Rendering Service Can Affect a Site Crawl Budget ?
According to John Mueller, a Google Webmaster Trends Analyst, intensive use of WRS (Web Rendering Service) can reduce a site’s crawl budget. WRS allows Googlebot to render pages like a browser and index everything in the same way as users. On the other hand, crawl budget is the system used by Google to limit the number of server requests during crawling to avoid problems.
How Google Determines Crawl Budget?
How to Improve Crawl Budget and User Experience for Large Sites?
While most sites don’t need to worry about crawl budget, reducing the number of embedded resources required to render a page can help with crawling and improve user experience for large websites. Mueller suggests reducing the number of embedded resources to help with crawling and enhance the user experience.
In conclusion, intensive use of WRS can reduce a site’s crawl budget, but it’s not something that most sites should worry about. However, for large websites, reducing the number of embedded resources required to render a page can help with crawling and improve user experience.
What is a rendering service?
A rendering service is a technology that allows web pages to be viewed in a browser, as they would appear if loaded in a web browser. It helps ensure that all of a page’s content and features are rendered correctly.
How can using a rendering service affect a site crawl budget?

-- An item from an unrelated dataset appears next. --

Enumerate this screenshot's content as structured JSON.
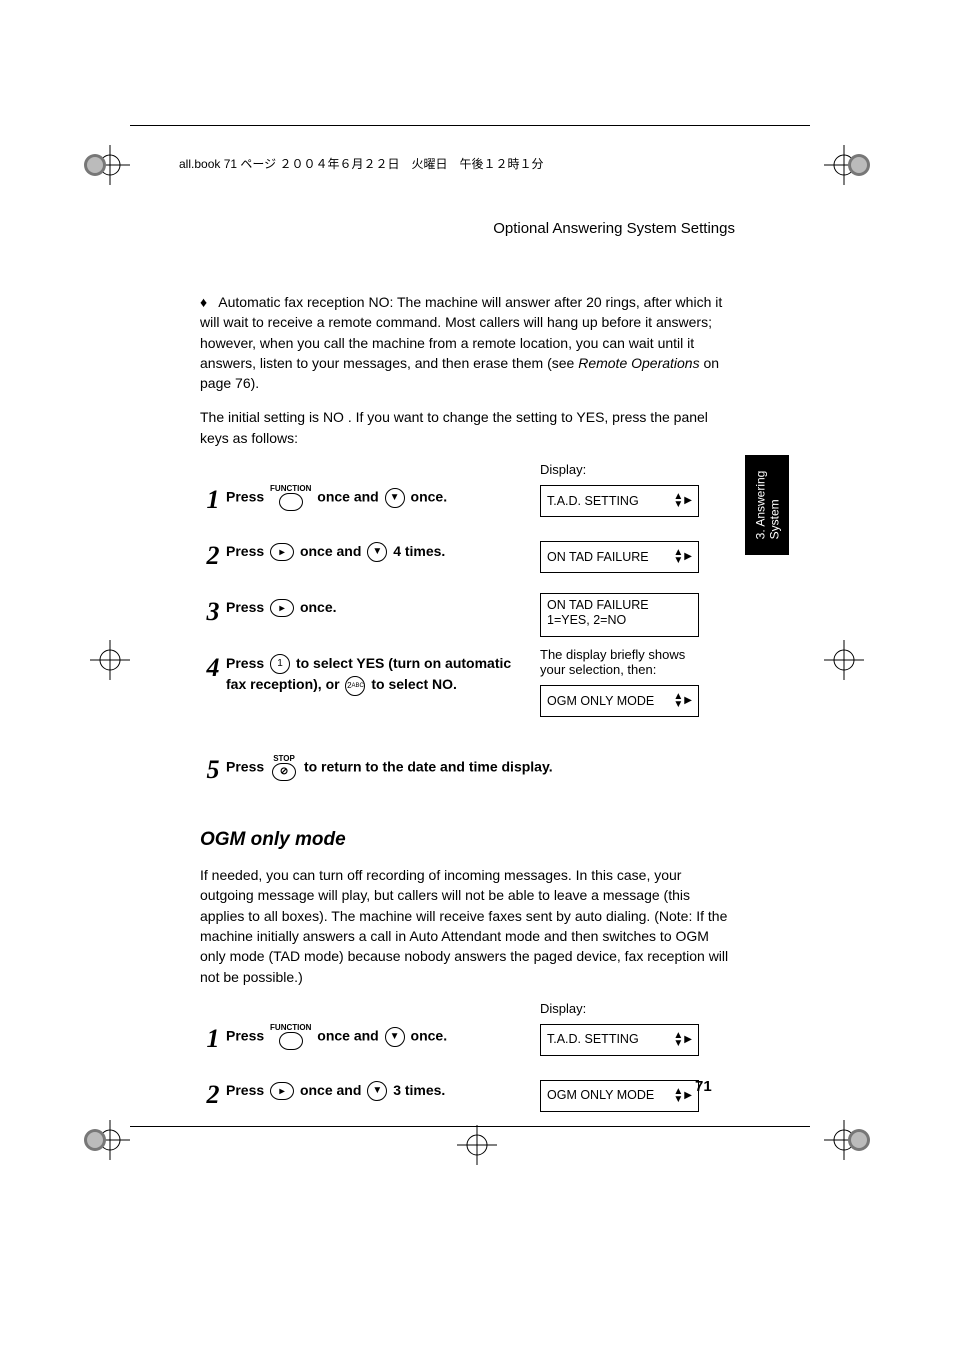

Using a rendering service can help to ensure that the web crawler correctly identifies all content on the page. This can help prevent the crawler from misinterpreting content and/or missing content during the crawl process. Additionally, rendering services can help to reduce the total size of the page, which can help reduce the amount of resources required to crawl the page, thus conserving crawl budget.
What are the potential drawbacks of using a rendering service?
Rendering services can be resource intensive, which can add significant cost to a project. Additionally, the process of rendering a page can introduce potential errors or slowdowns which can negatively impact the performance of the website.
What kinds of web pages typically require a rendering service?
Are there any alternatives to using a rendering service?
Yes, there are some alternatives to using a rendering service. For example, static snapshots of content can be created and served to a web crawler, which can help ensure that all content is correctly interpreted without the added cost and resource overhead of a rendering service.